This PoC will test whether distributed ledgers may be able to help banks reconcile nostro accounts more efficiently and in real time, lowering costs and operational risk.
Under the current correspondent banking model, banks need to monitor the funds in their overseas accounts via debit and credit updates and end-of-day statements. The maintenance and operational work involved represents a significant portion of the cost of making cross-border payments.
“Whilst existing DLTs are not currently mature enough for cross-border payments, this technology, bolstered by some additional features from SWIFT, may be interesting for the associated account reconciliation,” said Wim Raymaekers, Head of Banking Market and SWIFT gpi at SWIFT. “This PoC gives us the opportunity to test DLT and determine if it can be applied to this particular use case.”
SWIFT will deploy open-source Hyperledger technology, and combine it with key SWIFT assets to bring it in line with the financial industry’s requirements.
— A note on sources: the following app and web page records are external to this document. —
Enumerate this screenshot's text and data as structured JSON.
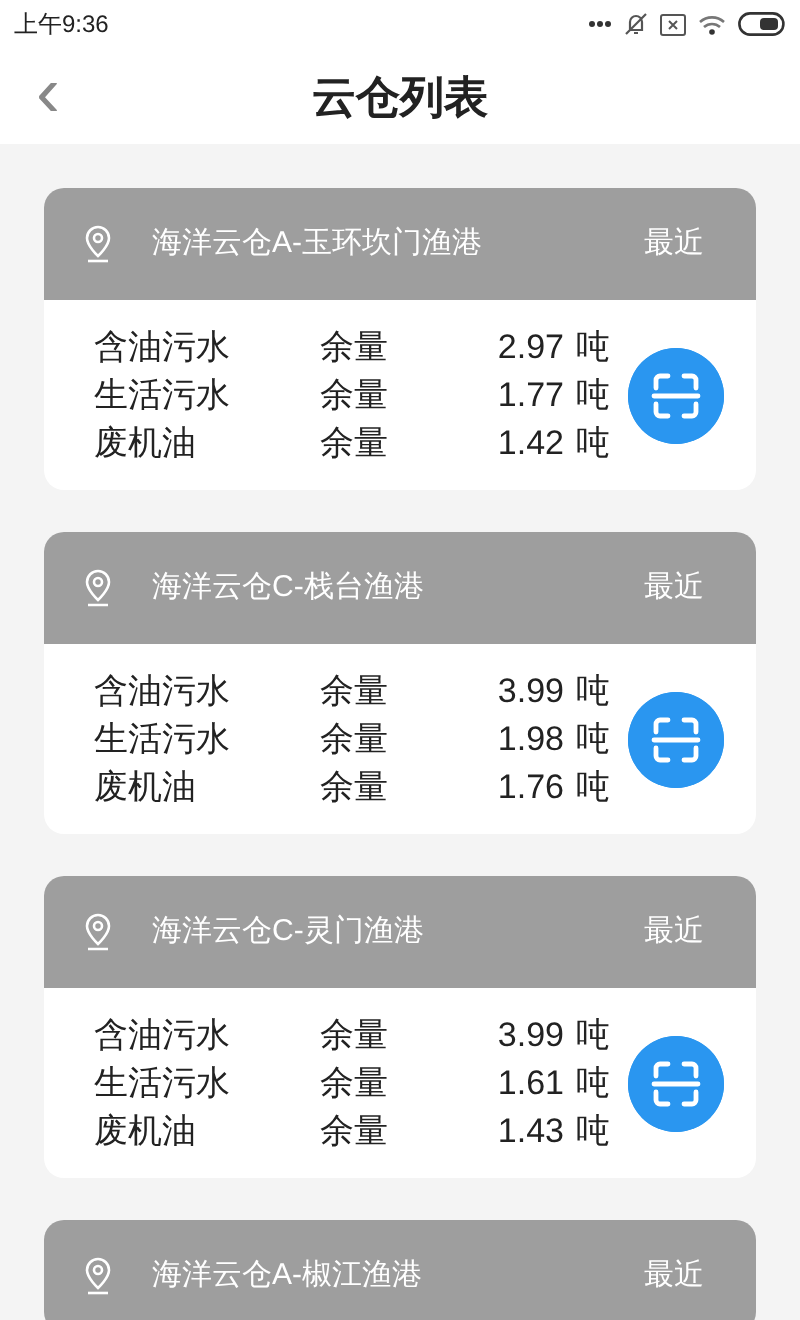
{
  "status_bar": {
    "time": "上午9:36"
  },
  "header": {
    "back": "‹",
    "title": "云仓列表"
  },
  "warehouses": [
    {
      "name": "海洋云仓A-玉环坎门渔港",
      "tag": "最近",
      "rows": [
        {
          "label": "含油污水",
          "metric": "余量",
          "value": "2.97",
          "unit": "吨"
        },
        {
          "label": "生活污水",
          "metric": "余量",
          "value": "1.77",
          "unit": "吨"
        },
        {
          "label": "废机油",
          "metric": "余量",
          "value": "1.42",
          "unit": "吨"
        }
      ]
    },
    {
      "name": "海洋云仓C-栈台渔港",
      "tag": "最近",
      "rows": [
        {
          "label": "含油污水",
          "metric": "余量",
          "value": "3.99",
          "unit": "吨"
        },
        {
          "label": "生活污水",
          "metric": "余量",
          "value": "1.98",
          "unit": "吨"
        },
        {
          "label": "废机油",
          "metric": "余量",
          "value": "1.76",
          "unit": "吨"
        }
      ]
    },
    {
      "name": "海洋云仓C-灵门渔港",
      "tag": "最近",
      "rows": [
        {
          "label": "含油污水",
          "metric": "余量",
          "value": "3.99",
          "unit": "吨"
        },
        {
          "label": "生活污水",
          "metric": "余量",
          "value": "1.61",
          "unit": "吨"
        },
        {
          "label": "废机油",
          "metric": "余量",
          "value": "1.43",
          "unit": "吨"
        }
      ]
    },
    {
      "name": "海洋云仓A-椒江渔港",
      "tag": "最近"
    }
  ]
}
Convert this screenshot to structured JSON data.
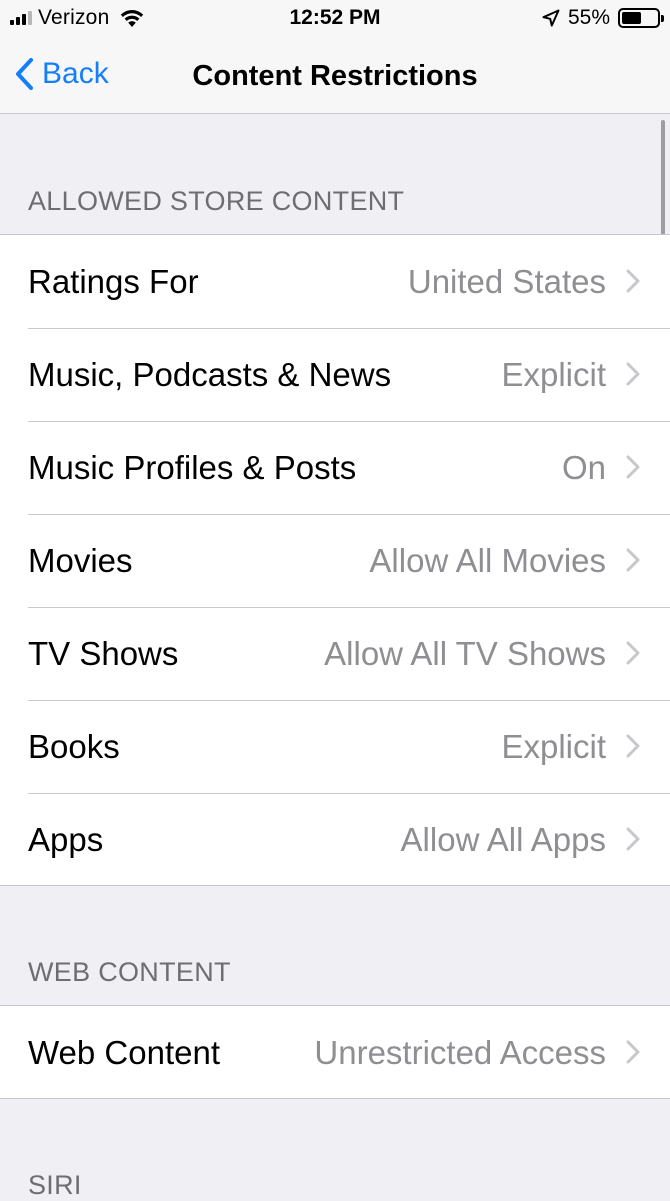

Using a private blockchain in a closed user group environment, with specific user profiles and strong data controls, user privileges and data access will be strictly governed.